# [WHAT IS NEEDED]
Looking at the listing below, how many lines include "this"? Answer with the number only.

# [THE INPUT]
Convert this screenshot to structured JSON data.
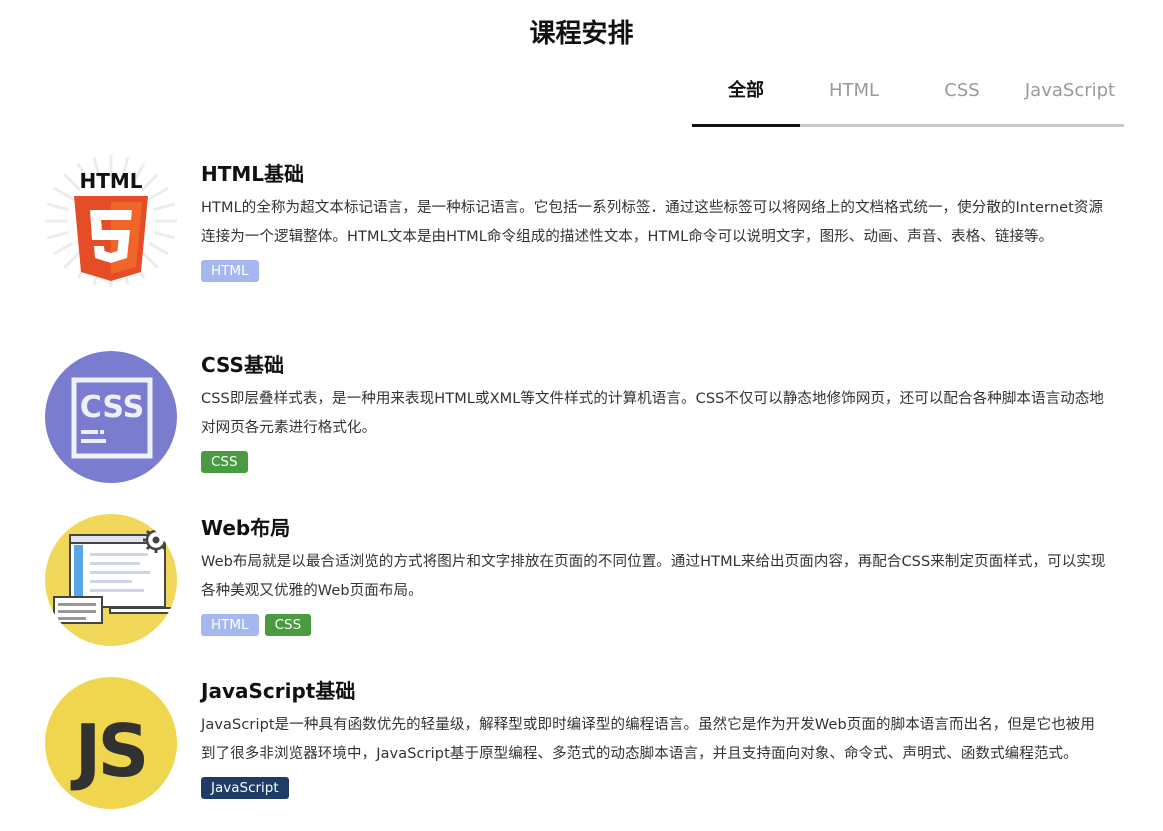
{
  "page": {
    "title": "课程安排"
  },
  "tabs": [
    {
      "label": "全部",
      "active": true
    },
    {
      "label": "HTML",
      "active": false
    },
    {
      "label": "CSS",
      "active": false
    },
    {
      "label": "JavaScript",
      "active": false
    }
  ],
  "courses": [
    {
      "name": "HTML基础",
      "icon": "html5-logo-icon",
      "description": "HTML的全称为超文本标记语言，是一种标记语言。它包括一系列标签．通过这些标签可以将网络上的文档格式统一，使分散的Internet资源连接为一个逻辑整体。HTML文本是由HTML命令组成的描述性文本，HTML命令可以说明文字，图形、动画、声音、表格、链接等。",
      "tags": [
        {
          "label": "HTML",
          "kind": "html"
        }
      ]
    },
    {
      "name": "CSS基础",
      "icon": "css-logo-icon",
      "description": "CSS即层叠样式表，是一种用来表现HTML或XML等文件样式的计算机语言。CSS不仅可以静态地修饰网页，还可以配合各种脚本语言动态地对网页各元素进行格式化。",
      "tags": [
        {
          "label": "CSS",
          "kind": "css"
        }
      ]
    },
    {
      "name": "Web布局",
      "icon": "web-layout-icon",
      "description": "Web布局就是以最合适浏览的方式将图片和文字排放在页面的不同位置。通过HTML来给出页面内容，再配合CSS来制定页面样式，可以实现各种美观又优雅的Web页面布局。",
      "tags": [
        {
          "label": "HTML",
          "kind": "html"
        },
        {
          "label": "CSS",
          "kind": "css"
        }
      ]
    },
    {
      "name": "JavaScript基础",
      "icon": "javascript-logo-icon",
      "description": "JavaScript是一种具有函数优先的轻量级，解释型或即时编译型的编程语言。虽然它是作为开发Web页面的脚本语言而出名，但是它也被用到了很多非浏览器环境中，JavaScript基于原型编程、多范式的动态脚本语言，并且支持面向对象、命令式、声明式、函数式编程范式。",
      "tags": [
        {
          "label": "JavaScript",
          "kind": "js"
        }
      ]
    }
  ],
  "colors": {
    "html_tag": "#a4b7ef",
    "css_tag": "#4a9a42",
    "js_tag": "#1e3c66",
    "css_icon_bg": "#7a7ccf",
    "js_icon_bg": "#f0d64f",
    "web_icon_bg": "#f1d75a",
    "html5_orange": "#e44d26"
  }
}
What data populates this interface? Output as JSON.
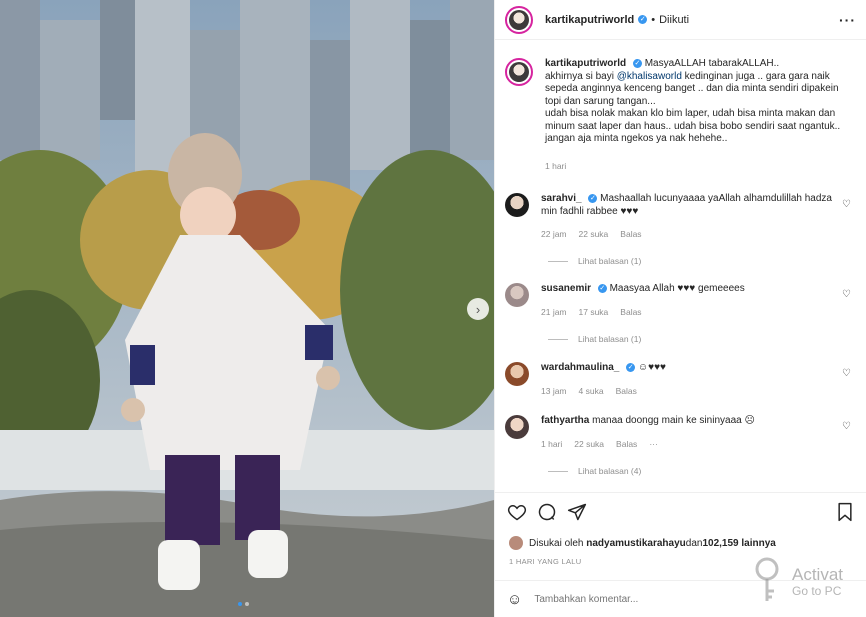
{
  "post": {
    "username": "kartikaputriworld",
    "follow_status": "Diikuti",
    "more_icon": "more-horizontal-icon",
    "caption_line1": "MasyaALLAH tabarakALLAH..",
    "caption_mention_pre": "akhirnya si bayi ",
    "caption_mention": "@khalisaworld",
    "caption_mention_post": " kedinginan juga .. gara gara naik sepeda anginnya kenceng banget .. dan dia minta sendiri dipakein topi dan sarung tangan...",
    "caption_line3": "udah bisa nolak makan klo bim laper, udah bisa minta makan dan minum saat laper dan haus.. udah bisa bobo sendiri saat ngantuk.. jangan aja minta ngekos ya nak hehehe..",
    "caption_time": "1 hari"
  },
  "comments": [
    {
      "username": "sarahvi_",
      "verified": true,
      "text": "Mashaallah lucunyaaaa yaAllah alhamdulillah hadza min fadhli rabbee ♥♥♥",
      "time": "22 jam",
      "likes": "22 suka",
      "reply": "Balas",
      "view_replies": "Lihat balasan (1)"
    },
    {
      "username": "susanemir",
      "verified": true,
      "text": "Maasyaa Allah ♥♥♥ gemeeees",
      "time": "21 jam",
      "likes": "17 suka",
      "reply": "Balas",
      "view_replies": "Lihat balasan (1)"
    },
    {
      "username": "wardahmaulina_",
      "verified": true,
      "text": "☺♥♥♥",
      "time": "13 jam",
      "likes": "4 suka",
      "reply": "Balas",
      "view_replies": ""
    },
    {
      "username": "fathyartha",
      "verified": false,
      "text": "manaa doongg main ke sininyaaa ☹",
      "time": "1 hari",
      "likes": "22 suka",
      "reply": "Balas",
      "options": "···",
      "view_replies": "Lihat balasan (4)"
    }
  ],
  "actions": {
    "like_icon": "heart-icon",
    "comment_icon": "comment-icon",
    "share_icon": "send-icon",
    "save_icon": "bookmark-icon"
  },
  "likes": {
    "prefix": "Disukai oleh ",
    "user": "nadyamustikarahayu",
    "middle": " dan ",
    "count": "102,159 lainnya"
  },
  "timestamp": "1 HARI YANG LALU",
  "comment_input": {
    "placeholder": "Tambahkan komentar..."
  },
  "carousel": {
    "slides": 2,
    "active": 1
  },
  "watermark": {
    "title": "Activat",
    "subtitle": "Go to PC"
  },
  "colors": {
    "accent": "#3897f0",
    "story_ring": "#d6249f"
  }
}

# [ANSWER FOR THE TASK]
2